Abstract

Introduction: The whitetip reef shark (Triaenodon obesus) is a non-migratory tropical reef species that has shown no high coastal connectivity, as observed for other shark species. At the same time, has the widest distribution of all Indo-Pacific reef shark species. Triaenodon obesus is one of the most common shark species at Isla del Coco National Park (PNIC) and it is present year-round. In the bays located in the north of the PNIC, Chatham Bay and Wafer Bay, there is a large population of whitetip reef sharks. Despite that, information about its residency is scarce. Objective: The aim of this initiative is to study the hábitat use and the movements of the whitetip reef sharks, in order to improve the management of its population at the Isla del Coco National Park and other áreas of Eastern Tropical Pacific.  A preliminary study on the residency in the Chatham and Wafer bays of the PNIC was conducted, using acoustic telemetry. Methods: A shark tagging expedition was made to Isla del Coco National Park from November 25 to December 5, 2014. During this expedition, two night trips were made between 6:00 pm and 10:00 pm at Chatham Bay and Wafer Bay. Results: A total of 8 individuals of T. obesus were fitted with acoustic tags and two receivers were installed, one in each bay. Sharks were monitored between November 2014 and December 2015, the sharks were detected on 278 706 occasions. The sharks remained long periods in the Chatham and Wafer bays. Their average Residency Index (IR) was 0.97 ± 0.03, reporting less number of detections during the night hours. Detections of sharks in the bays tend to diminish after 18:00, when the whitetip shark becomes active to hunt on the reef. Conclusions: In conclusion, white tip sharks have a high residence and fidelity, which confirms their low home range. The Protected Marine Area of Isla del Coco probably provides effective protection to the white tip shark population for the illegal fisheries.

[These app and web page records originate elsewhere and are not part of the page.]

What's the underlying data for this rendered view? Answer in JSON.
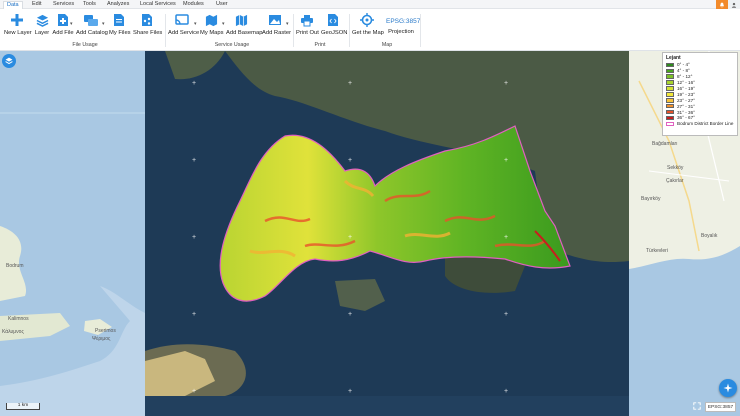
{
  "menu": {
    "items": [
      "Data",
      "Edit",
      "Services",
      "Tools",
      "Analyzes",
      "Local Services",
      "Modules",
      "User"
    ]
  },
  "toolbar": {
    "new_layer": "New Layer",
    "layer": "Layer",
    "add_file": "Add File",
    "add_catalog": "Add Catalog",
    "my_files": "My Files",
    "share_files": "Share Files",
    "group_file_usage": "File Usage",
    "add_service": "Add Service",
    "my_maps": "My Maps",
    "add_basemap": "Add Basemap",
    "add_raster": "Add Raster",
    "group_service_usage": "Service Usage",
    "print_out": "Print Out",
    "geojson": "GeoJSON",
    "group_print": "Print",
    "get_map": "Get the Map",
    "projection": "Projection",
    "group_map": "Map",
    "epsg_header": "EPSG:3857"
  },
  "legend": {
    "title": "Lejant",
    "classes": [
      {
        "label": "0° - 4°",
        "color": "#2e8b1e"
      },
      {
        "label": "4° - 8°",
        "color": "#4aa51f"
      },
      {
        "label": "8° - 12°",
        "color": "#7cc128"
      },
      {
        "label": "12° - 16°",
        "color": "#a8d42e"
      },
      {
        "label": "16° - 19°",
        "color": "#d3e234"
      },
      {
        "label": "19° - 23°",
        "color": "#f2e83a"
      },
      {
        "label": "23° - 27°",
        "color": "#f7c33a"
      },
      {
        "label": "27° - 31°",
        "color": "#f2922d"
      },
      {
        "label": "31° - 36°",
        "color": "#e6532a"
      },
      {
        "label": "36° - 67°",
        "color": "#c81e1e"
      }
    ],
    "border_label": "Bodrum District Border Line",
    "border_color": "#e060c0"
  },
  "map": {
    "places_left": [
      "Bodrum",
      "Kalimnos",
      "Κάλυμνος",
      "Pserimos",
      "Ψέριμος"
    ],
    "places_right": [
      "Bağdamları",
      "Sekköy",
      "Çakırlar",
      "Bayırköy",
      "Türkevleri",
      "Boyalık"
    ],
    "scale_label": "1 km",
    "epsg_label": "EPSG:3857"
  }
}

Keywords: Whitetip reef shark, Triaenodon obesus, residence index, acoustic telemetry, Isla del Coco, Eastern Tropical Pacific.